Source data
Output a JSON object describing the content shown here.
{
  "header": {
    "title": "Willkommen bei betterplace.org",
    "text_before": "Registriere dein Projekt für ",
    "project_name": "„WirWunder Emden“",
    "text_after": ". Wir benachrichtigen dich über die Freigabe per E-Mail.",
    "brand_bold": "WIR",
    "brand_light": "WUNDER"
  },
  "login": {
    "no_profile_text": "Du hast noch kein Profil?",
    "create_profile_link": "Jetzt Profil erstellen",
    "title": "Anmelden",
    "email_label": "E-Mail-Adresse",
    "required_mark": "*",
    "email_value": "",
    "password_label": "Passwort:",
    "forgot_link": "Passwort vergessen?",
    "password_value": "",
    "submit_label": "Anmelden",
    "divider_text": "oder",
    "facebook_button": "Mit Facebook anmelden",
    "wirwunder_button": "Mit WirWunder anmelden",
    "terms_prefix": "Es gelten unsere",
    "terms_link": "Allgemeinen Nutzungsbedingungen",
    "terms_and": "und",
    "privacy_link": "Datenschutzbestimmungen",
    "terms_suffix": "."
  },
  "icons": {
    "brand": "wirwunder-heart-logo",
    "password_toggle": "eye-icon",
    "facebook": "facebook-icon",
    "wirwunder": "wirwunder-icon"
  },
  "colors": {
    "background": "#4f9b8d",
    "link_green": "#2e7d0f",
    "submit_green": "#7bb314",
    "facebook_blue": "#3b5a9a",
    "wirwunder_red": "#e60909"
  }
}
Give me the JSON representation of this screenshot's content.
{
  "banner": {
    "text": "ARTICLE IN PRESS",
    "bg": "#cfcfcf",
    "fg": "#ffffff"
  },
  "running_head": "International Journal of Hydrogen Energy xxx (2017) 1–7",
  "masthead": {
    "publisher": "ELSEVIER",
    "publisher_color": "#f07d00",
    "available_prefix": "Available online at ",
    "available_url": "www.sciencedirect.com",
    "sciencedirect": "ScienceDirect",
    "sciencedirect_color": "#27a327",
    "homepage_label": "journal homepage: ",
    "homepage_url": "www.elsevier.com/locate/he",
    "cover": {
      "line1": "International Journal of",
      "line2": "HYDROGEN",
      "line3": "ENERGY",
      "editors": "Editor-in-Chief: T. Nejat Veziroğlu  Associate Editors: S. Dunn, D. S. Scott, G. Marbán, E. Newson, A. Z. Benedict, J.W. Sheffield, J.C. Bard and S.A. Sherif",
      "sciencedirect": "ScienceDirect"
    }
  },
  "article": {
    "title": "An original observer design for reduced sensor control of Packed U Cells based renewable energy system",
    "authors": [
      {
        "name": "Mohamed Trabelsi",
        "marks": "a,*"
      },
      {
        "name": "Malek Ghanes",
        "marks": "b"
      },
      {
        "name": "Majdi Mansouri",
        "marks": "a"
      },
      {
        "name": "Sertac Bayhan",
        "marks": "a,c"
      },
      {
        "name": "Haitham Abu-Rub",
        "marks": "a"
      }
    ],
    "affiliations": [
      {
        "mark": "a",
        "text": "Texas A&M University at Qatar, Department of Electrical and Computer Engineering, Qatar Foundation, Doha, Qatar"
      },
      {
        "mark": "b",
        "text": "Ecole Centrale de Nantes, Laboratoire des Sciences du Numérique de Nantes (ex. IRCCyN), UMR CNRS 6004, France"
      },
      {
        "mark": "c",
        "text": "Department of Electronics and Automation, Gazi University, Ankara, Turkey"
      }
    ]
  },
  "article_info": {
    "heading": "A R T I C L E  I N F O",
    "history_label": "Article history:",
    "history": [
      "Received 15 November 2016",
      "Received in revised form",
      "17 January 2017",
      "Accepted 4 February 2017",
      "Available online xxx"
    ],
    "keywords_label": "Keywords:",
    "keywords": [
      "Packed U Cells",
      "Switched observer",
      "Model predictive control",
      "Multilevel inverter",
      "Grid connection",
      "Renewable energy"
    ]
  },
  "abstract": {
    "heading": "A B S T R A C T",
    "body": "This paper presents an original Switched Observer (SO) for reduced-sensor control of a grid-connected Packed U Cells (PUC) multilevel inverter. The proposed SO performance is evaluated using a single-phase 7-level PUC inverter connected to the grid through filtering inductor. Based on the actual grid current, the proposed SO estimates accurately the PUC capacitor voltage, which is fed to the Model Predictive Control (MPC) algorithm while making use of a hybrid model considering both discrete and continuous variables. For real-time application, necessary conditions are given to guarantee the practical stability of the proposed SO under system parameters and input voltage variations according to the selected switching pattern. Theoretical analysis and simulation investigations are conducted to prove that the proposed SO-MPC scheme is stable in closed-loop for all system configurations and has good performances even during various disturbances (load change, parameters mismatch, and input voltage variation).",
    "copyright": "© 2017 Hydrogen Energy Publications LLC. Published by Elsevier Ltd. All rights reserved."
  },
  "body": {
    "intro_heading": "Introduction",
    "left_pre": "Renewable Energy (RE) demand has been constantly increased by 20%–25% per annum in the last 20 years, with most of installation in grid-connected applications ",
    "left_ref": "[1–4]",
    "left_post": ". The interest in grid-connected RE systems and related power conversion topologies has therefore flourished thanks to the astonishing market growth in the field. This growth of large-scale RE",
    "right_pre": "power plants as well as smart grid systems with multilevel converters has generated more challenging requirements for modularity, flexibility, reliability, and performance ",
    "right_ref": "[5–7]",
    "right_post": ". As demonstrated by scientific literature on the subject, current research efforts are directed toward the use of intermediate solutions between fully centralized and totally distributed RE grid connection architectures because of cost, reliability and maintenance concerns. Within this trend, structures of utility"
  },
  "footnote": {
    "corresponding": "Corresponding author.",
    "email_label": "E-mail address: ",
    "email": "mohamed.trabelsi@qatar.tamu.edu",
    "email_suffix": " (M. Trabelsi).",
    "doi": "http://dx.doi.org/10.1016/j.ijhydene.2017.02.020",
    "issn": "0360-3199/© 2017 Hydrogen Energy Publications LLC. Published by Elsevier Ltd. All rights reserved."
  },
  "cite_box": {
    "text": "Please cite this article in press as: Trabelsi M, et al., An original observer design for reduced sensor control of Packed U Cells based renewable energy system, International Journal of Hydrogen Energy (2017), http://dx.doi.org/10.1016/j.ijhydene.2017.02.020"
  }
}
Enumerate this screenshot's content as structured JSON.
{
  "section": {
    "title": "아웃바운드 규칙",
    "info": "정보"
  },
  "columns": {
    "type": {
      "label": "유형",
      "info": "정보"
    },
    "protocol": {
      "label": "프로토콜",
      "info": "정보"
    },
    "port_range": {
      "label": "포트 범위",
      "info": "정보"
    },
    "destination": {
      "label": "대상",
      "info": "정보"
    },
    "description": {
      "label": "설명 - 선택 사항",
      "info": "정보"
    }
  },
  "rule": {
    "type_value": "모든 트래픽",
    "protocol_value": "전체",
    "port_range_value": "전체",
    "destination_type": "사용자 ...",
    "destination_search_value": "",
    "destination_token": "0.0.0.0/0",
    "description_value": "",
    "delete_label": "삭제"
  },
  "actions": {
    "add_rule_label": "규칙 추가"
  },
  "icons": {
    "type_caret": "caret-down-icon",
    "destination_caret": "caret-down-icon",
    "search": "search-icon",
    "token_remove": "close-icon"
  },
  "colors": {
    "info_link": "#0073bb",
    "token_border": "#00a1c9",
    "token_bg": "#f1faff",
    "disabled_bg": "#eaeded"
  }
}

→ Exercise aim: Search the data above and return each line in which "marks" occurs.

→ Answer section:
        "marks": "a,*"
        "marks": "b"
        "marks": "a"
        "marks": "a,c"
        "marks": "a"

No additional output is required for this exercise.